You see, the men from the Ministry have surveyed the country's councils, they've found the problems -- and they have a "solution."
Last week the Ministry for the Environment announced it would be talking to up to 20 councils after a biennial Resource Management Act survey revealed some local bodies were struggling to process even half of their consent applications in time. Of the 85 city, district and regional councils surveyed, 19 processed fewer than 60 per cent of their applications within the timeframe. The worst offender was Kaipara District Council, which processed only 23.01 per cent."That's it. The solution to the country's resource consent woes is the Ministry of the Environment "talking" to up to 20 councils! Heavens! Why did no one think of that before?! Even state-worshipper Peter Nielson is unimpressed. "He said the delays were occurring at a vast cost to business and the community and were a source of huge frustration... [and] the government needed to take tougher action than just gathering reports from the “tardy 20” worst performers." But don't worry, Environment David Benson-Dope is "confident." See: “I am confident that the reasons for delays in consent processing can be addressed,” said Benson-Dope.

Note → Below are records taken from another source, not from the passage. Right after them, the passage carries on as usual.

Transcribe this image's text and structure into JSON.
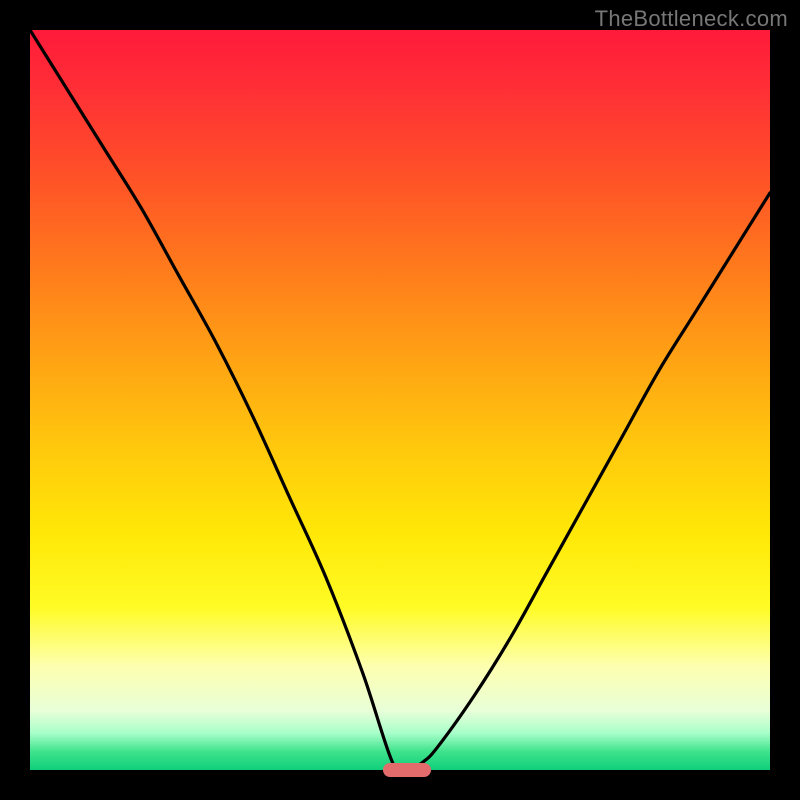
{
  "watermark": "TheBottleneck.com",
  "chart_data": {
    "type": "line",
    "title": "",
    "xlabel": "",
    "ylabel": "",
    "xlim": [
      0,
      100
    ],
    "ylim": [
      0,
      100
    ],
    "grid": false,
    "legend": false,
    "series": [
      {
        "name": "bottleneck-curve",
        "x": [
          0,
          5,
          10,
          15,
          20,
          25,
          30,
          35,
          40,
          45,
          49,
          51,
          53,
          55,
          60,
          65,
          70,
          75,
          80,
          85,
          90,
          95,
          100
        ],
        "y": [
          100,
          92,
          84,
          76,
          67,
          58,
          48,
          37,
          26,
          13,
          1,
          0,
          1,
          3,
          10,
          18,
          27,
          36,
          45,
          54,
          62,
          70,
          78
        ]
      }
    ],
    "marker": {
      "x": 51,
      "y": 0
    },
    "background_gradient": {
      "top": "#ff1a3a",
      "mid": "#ffe807",
      "bottom": "#0fcf7a"
    }
  }
}
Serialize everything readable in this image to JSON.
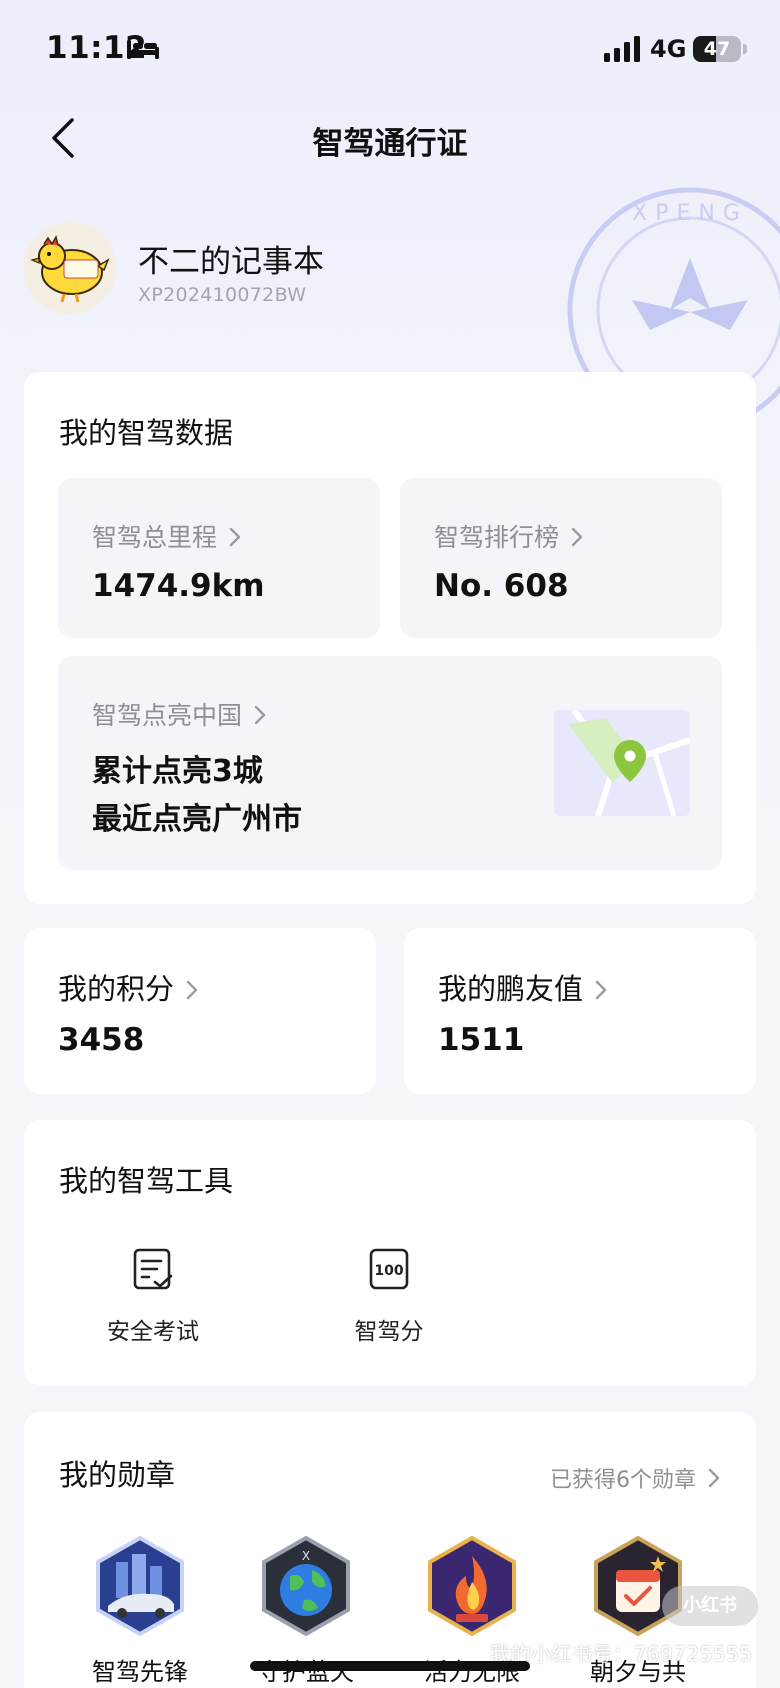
{
  "status_bar": {
    "time": "11:12",
    "network": "4G",
    "battery": "47",
    "battery_level": 0.47
  },
  "nav": {
    "title": "智驾通行证"
  },
  "profile": {
    "name": "不二的记事本",
    "id": "XP202410072BW"
  },
  "data_card": {
    "title": "我的智驾数据",
    "mileage": {
      "label": "智驾总里程",
      "value": "1474.9km"
    },
    "ranking": {
      "label": "智驾排行榜",
      "value": "No. 608"
    },
    "light_up": {
      "label": "智驾点亮中国",
      "line1": "累计点亮3城",
      "line2": "最近点亮广州市"
    }
  },
  "points": {
    "label": "我的积分",
    "value": "3458"
  },
  "friends": {
    "label": "我的鹏友值",
    "value": "1511"
  },
  "tools": {
    "title": "我的智驾工具",
    "items": [
      {
        "label": "安全考试",
        "icon": "exam-icon"
      },
      {
        "label": "智驾分",
        "icon": "score-100-icon",
        "icon_text": "100"
      }
    ]
  },
  "medals": {
    "title": "我的勋章",
    "count_text": "已获得6个勋章",
    "items": [
      {
        "label": "智驾先锋",
        "icon": "car-city-medal-icon"
      },
      {
        "label": "守护蓝天",
        "icon": "earth-medal-icon"
      },
      {
        "label": "活力无限",
        "icon": "flame-medal-icon"
      },
      {
        "label": "朝夕与共",
        "icon": "calendar-medal-icon"
      }
    ]
  },
  "overlay": {
    "watermark_text": "我的小红书号：769725555"
  },
  "colors": {
    "accent_green": "#8cc63f",
    "map_green": "#d7eec1",
    "tile_bg": "#f4f5f9",
    "page_bg": "#f5f6fa"
  }
}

Lucky us. We should all be oozing confidence, shouldn't we. With the Ministry "talking to" councils and Chris Carter "talking to" developers (mandating "affordable houses" on land made unaffordable by regulatory restrictions on land), there's really no reason for anyone to complain is there -- and Alan Bollard, would-be home-owners, and exporters struggling with record-high exchange rates can sleep easy, can't they. Can't they?